The boys may have been hoping that they'd get Andrea Roche or some other great beauty but, nonetheless, I got a great welcome. There's a Northern characteristic that you slag the people that you like. The boys are very funny, they hop the ball.
Do I have a competitive streak? You betcha. I am a leader and my great antiquity helps in that regard. My size comes as a surprise to people. I am more than 6ft and I do weigh the equivalent of a transit van. Between that and age, you can command a bit of respect. You raise your voice to be heard on a field but you never talk to them for more than 30 seconds.
In terms of motivation, I can tell you that the carrot works better than the stick. I am a professional communicator and I also have been involved in another side of the business -- motivational and media training and generally getting people to get their heads together. With Celebrity Bainisteoir, you bring a little psychology to bear but you're dependent very much on the great goodwill of the team. We've become great friends. I feel very paternalistic towards them and I want them to succeed.
I've lived in south County Dublin for 36 years and have been very happy there. My neighbours are very pleasant, but I don't have any sense of community -- and that's more my fault than anybody else's. It's the nature of the job that I've done. But doing this programme, I've realised that up there everyone is part of a cohesive community, in bereavement or in celebration. The GAA club provides the school bus and three grannies in the area are the drivers. Patsy, one of the drivers, is the priest's housekeeper, so we have a bit of crack about the cup of tea, like Mrs Doyle in Father Ted. The GAA club supports the school and the school supports the club. As a community, they are so joined and solid, it's incredible.

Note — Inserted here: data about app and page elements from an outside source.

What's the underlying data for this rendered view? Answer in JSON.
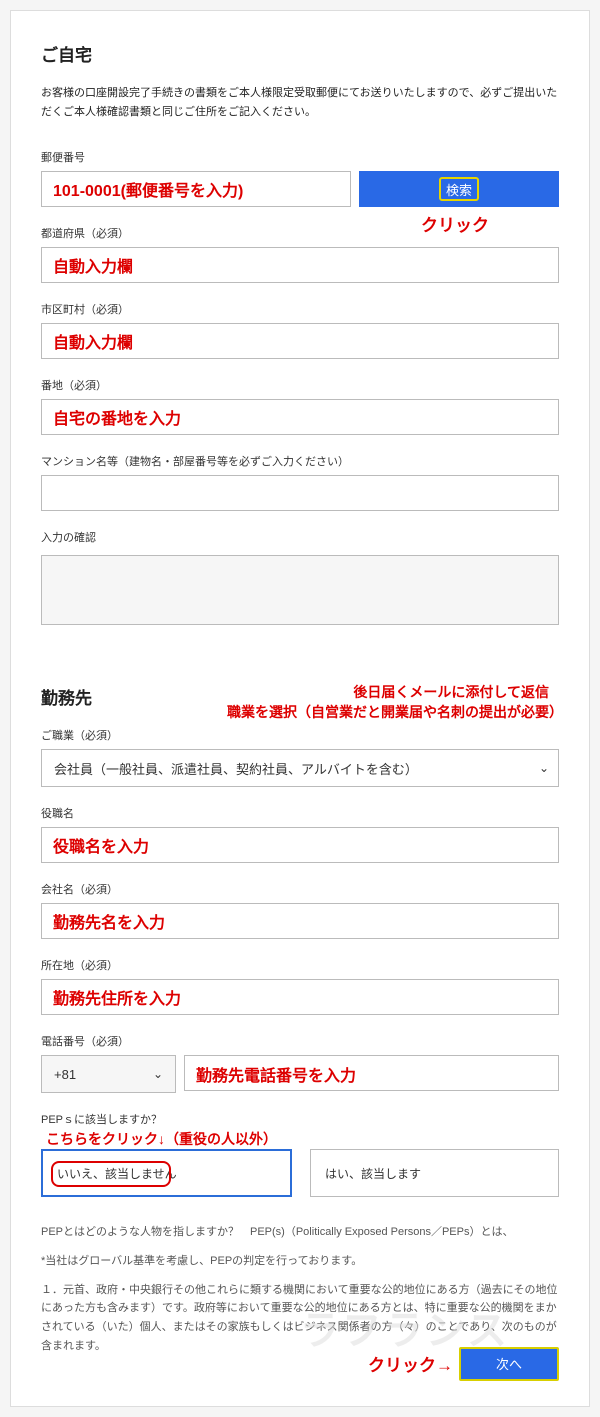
{
  "home": {
    "title": "ご自宅",
    "intro": "お客様の口座開設完了手続きの書類をご本人様限定受取郵便にてお送りいたしますので、必ずご提出いただくご本人様確認書類と同じご住所をご記入ください。",
    "postal": {
      "label": "郵便番号",
      "search_label": "検索",
      "annot_value": "101-0001(郵便番号を入力)",
      "annot_click": "クリック"
    },
    "pref": {
      "label": "都道府県（必須）",
      "annot": "自動入力欄"
    },
    "city": {
      "label": "市区町村（必須）",
      "annot": "自動入力欄"
    },
    "street": {
      "label": "番地（必須）",
      "annot": "自宅の番地を入力"
    },
    "building": {
      "label": "マンション名等（建物名・部屋番号等を必ずご入力ください）"
    },
    "confirm": {
      "label": "入力の確認"
    }
  },
  "work": {
    "title": "勤務先",
    "annot_top1": "後日届くメールに添付して返信",
    "annot_top2": "職業を選択（自営業だと開業届や名刺の提出が必要）",
    "occupation": {
      "label": "ご職業（必須）",
      "selected": "会社員（一般社員、派遣社員、契約社員、アルバイトを含む）"
    },
    "position": {
      "label": "役職名",
      "annot": "役職名を入力"
    },
    "company": {
      "label": "会社名（必須）",
      "annot": "勤務先名を入力"
    },
    "location": {
      "label": "所在地（必須）",
      "annot": "勤務先住所を入力"
    },
    "phone": {
      "label": "電話番号（必須）",
      "code": "+81",
      "annot": "勤務先電話番号を入力"
    }
  },
  "pep": {
    "question": "PEPｓに該当しますか？",
    "annot_click": "こちらをクリック↓（重役の人以外）",
    "no": "いいえ、該当しません",
    "yes": "はい、該当します",
    "desc1": "PEPとはどのような人物を指しますか？　PEP(s)（Politically Exposed Persons／PEPs）とは、",
    "desc2": "*当社はグローバル基準を考慮し、PEPの判定を行っております。",
    "desc3": "１．元首、政府・中央銀行その他これらに類する機関において重要な公的地位にある方（過去にその地位にあった方も含みます）です。政府等において重要な公的地位にある方とは、特に重要な公的機関をまかされている（いた）個人、またはその家族もしくはビジネス関係者の方（々）のことであり、次のものが含まれます。"
  },
  "footer": {
    "annot_click": "クリック→",
    "next": "次へ"
  },
  "watermark": "ラフランス"
}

On Sundays after the radio show I might head off fishing and then I'll cook dinner in the evening. I do all the cooking. My wife doesn't know how lucky she is.
Once a week my three sons will come around for a meal and we'll share a bottle of wine. I enjoy listening to them. They are very decent, kindly men, but they are also very funny.

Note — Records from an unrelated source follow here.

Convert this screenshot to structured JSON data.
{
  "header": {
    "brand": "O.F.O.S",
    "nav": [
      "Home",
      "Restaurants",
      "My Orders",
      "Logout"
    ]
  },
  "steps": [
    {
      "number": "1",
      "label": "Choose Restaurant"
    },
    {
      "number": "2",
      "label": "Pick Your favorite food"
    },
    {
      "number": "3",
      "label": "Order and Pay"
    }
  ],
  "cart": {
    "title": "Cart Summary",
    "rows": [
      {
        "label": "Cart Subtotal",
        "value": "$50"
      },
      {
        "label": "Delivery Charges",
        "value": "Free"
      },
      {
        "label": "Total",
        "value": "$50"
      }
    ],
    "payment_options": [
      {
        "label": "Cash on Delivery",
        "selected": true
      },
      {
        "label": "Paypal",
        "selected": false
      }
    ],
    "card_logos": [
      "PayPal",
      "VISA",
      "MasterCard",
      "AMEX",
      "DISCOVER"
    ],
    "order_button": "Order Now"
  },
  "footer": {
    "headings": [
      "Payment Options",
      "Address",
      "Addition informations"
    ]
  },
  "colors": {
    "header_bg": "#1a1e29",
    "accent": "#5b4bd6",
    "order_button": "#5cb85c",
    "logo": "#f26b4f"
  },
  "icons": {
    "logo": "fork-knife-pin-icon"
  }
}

I watch telly in the evenings. I'm a sucker for the History Channel. My favourite author is Patrick O'Brian and I end up re-reading his novels. I have a very slow metabolism and I have an ability to relax like you've no idea. I sleep like a log.
Derek Davis presents 'Sunday Magazine with Davis on 4' each Sunday morning from 10am-12pm on 4FM. 'Celebrity Bainisteoir', Sundays, RTE One, 6.30pm